Existing scholarship on World Christianities tends to privilege the local and the regional. In addition to offering an explanation for this tendency, the editors and contributors of this volume also offer a new perspective. An Introduction, Afterword and case-studies argue for the importance of transregional connections in the study of Christianity worldwide. Returning to an older post-war conception of ‘World Christianity’ as an international, ecumenical fellowship, the present volume aims to highlight the universalist, globalising aspirations of many Christians worldwide.
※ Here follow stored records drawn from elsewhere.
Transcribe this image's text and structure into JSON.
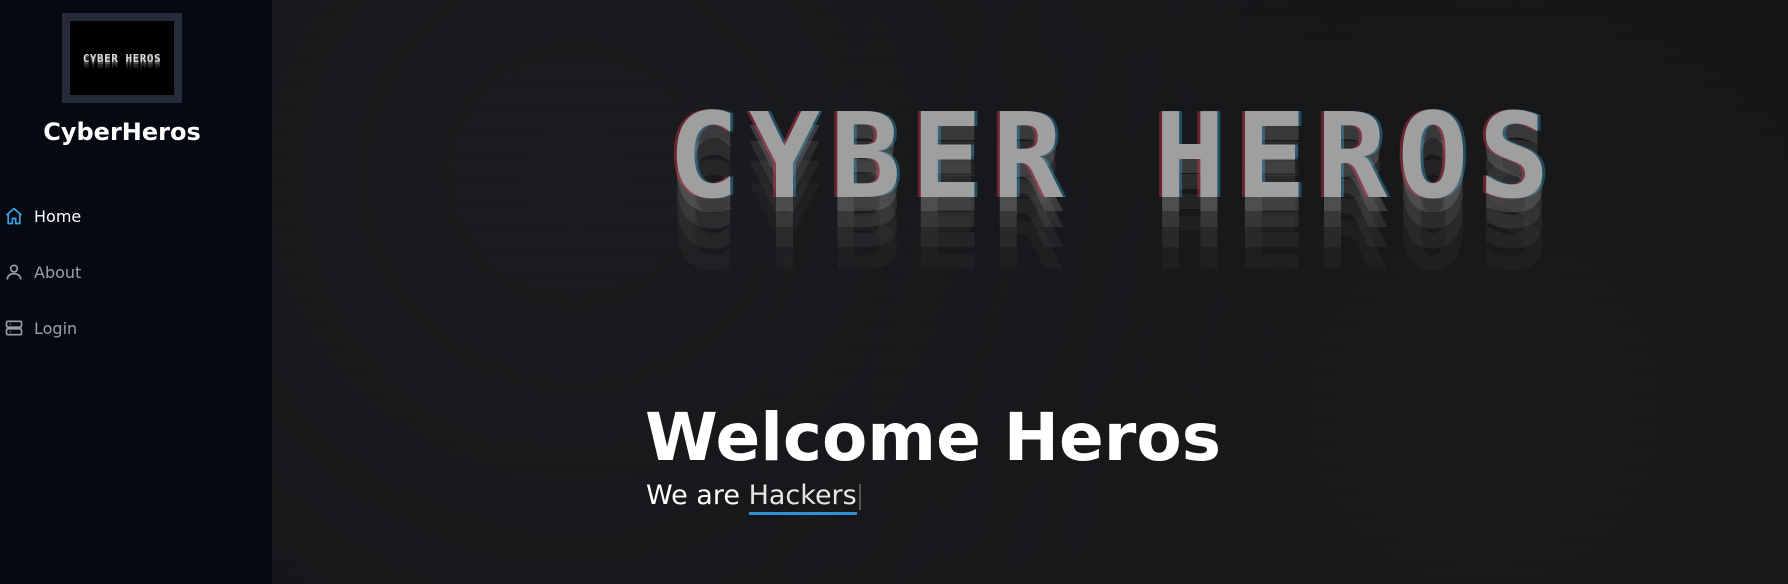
{
  "sidebar": {
    "logo_text": "CYBER HEROS",
    "brand": "CyberHeros",
    "items": [
      {
        "label": "Home",
        "icon": "home-icon",
        "active": true
      },
      {
        "label": "About",
        "icon": "user-icon",
        "active": false
      },
      {
        "label": "Login",
        "icon": "server-icon",
        "active": false
      }
    ]
  },
  "main": {
    "banner_text": "CYBER HEROS",
    "title": "Welcome Heros",
    "tagline_prefix": "We are",
    "tagline_typed": "Hackers"
  },
  "colors": {
    "sidebar_bg": "#050912",
    "main_bg": "#111214",
    "accent": "#2e8fd3",
    "active_icon": "#3fa0e0"
  }
}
While we do not neglect the importance of the local, our aim is to give due weight to the significant transregional networks and exchanges that have constituted Christian communities, both historically and in the present day.
Contributors are: J. Kwabena Asamoah-Gyadu, Naures Atto, Joel Cabrita, Pedro Feitoza, David C. Kirkpatrick, Chandra Mallampalli, David Maxwell, Dorottya Nagy, Peter C. Phan, Andrew Preston, Joel Robbins, Chloe Starr, Charlotte Walker-Said, Emma Wild-Wood.
Religion, Technology, and the Great and Little Divergences Karel Davids offers a new perspective on technological change in China and Europe before the Industrial Revolution. This book makes an innovative contribution to current debates on the origins of the 'Great Divergence' between China and Europe and the ' Little Divergence' within Europe by analysing the relationship between the evolution of technical knowledge and religious contexts. It deals with the question to what extent disparities in the evolution of technical knowledge can be explained by differences in religious environment. It takes a comparative look at the relation between technology and religion in China and Europe between c.700 and 1800 from four angles: visions on the uses of nature, the formation of human capital , the circulation of technical knowledge and technical innovation.